Members of Rutgers Community Received an Email With New Ebola Policy Attached
Rutgers University Charlie Kratovil

NEW BRUNSWICK, NJ—On November 21, Rutgers sent a mass email to all members of its community regarding a new policy on Ebola control that the university is instating.

The message was sent by Brian L. Strom, the Inaugural Chancellor of Rutgers Biomedical and Health Sciences.

In the new policy Rutgers students, faculty, and staff are restricted from official or authorized travel to Guinea, Liberia, Sierra Leone, and Mali, four nations with high reports of Ebola cases.

Members of the Rutgers community will not be permitted to travel to these countries for university business, such as teaching, studying abroad, conferences, presentations, internships, research, recruiting, and athletic competitions.

It is also stated in the new policy that, if a member of the Rutgers community wants to travel to any of the restricted countries for university related reasons, including travel to assist in control of the Ebola outbreak, they may petition the university for permission to do so.

Requests must be submitted in writing for approval by the appropriate dean and the chancellor.

All students, faculty, and staff who are returning from an Ebola-affected area are requested to make the university aware of their recent travel history, so that a risk assessment over the phone may be performed.

Hosting visitors for university related purposes that have been in any of the 4 stated countries within 3 weeks of the desired visit will not be permitted.

Rutgers community members may also submit a petition in writing to the appropriate dean and the chancellor if they would like an exception to this rule.

The policy also states that hosting visitors from the mentioned countries for personal purposes is strongly discouraged.

In the mass  email it was written that everyone should keep their concerns about Ebola in perspective, and should focus on the control of the Flu, which kills thousands of people in the United States every year.

Many early symptoms of the flu and Ebola are similar, so the more people who get vaccinated for flu, the less cases, making less confusion between the two diseases.

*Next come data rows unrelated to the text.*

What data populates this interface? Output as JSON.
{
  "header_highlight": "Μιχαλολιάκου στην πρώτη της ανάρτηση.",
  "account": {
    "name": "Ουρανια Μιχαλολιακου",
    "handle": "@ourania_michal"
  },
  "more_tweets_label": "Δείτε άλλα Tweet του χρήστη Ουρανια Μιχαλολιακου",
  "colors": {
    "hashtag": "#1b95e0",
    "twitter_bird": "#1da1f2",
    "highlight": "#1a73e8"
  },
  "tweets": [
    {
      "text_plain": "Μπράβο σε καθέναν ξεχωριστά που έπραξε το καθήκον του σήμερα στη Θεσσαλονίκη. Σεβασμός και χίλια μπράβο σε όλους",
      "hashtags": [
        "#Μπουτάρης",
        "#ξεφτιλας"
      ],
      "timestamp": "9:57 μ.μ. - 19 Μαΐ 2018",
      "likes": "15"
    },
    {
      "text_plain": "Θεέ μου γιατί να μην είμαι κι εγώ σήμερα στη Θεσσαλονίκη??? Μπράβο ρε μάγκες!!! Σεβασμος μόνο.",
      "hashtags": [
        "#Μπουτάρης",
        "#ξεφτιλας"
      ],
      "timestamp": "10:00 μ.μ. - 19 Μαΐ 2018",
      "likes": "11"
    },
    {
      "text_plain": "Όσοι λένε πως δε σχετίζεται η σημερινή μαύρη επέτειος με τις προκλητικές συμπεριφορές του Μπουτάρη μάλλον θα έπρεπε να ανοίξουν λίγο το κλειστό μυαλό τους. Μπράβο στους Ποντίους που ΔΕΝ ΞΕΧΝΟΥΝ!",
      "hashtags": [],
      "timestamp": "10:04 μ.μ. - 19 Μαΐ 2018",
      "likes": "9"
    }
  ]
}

Near the end of the email it is written, “Rutgers University strongly encourages all of its students, faculty, staff, and other employees to receive influenza vaccination, and to do so as early in the season as possible.”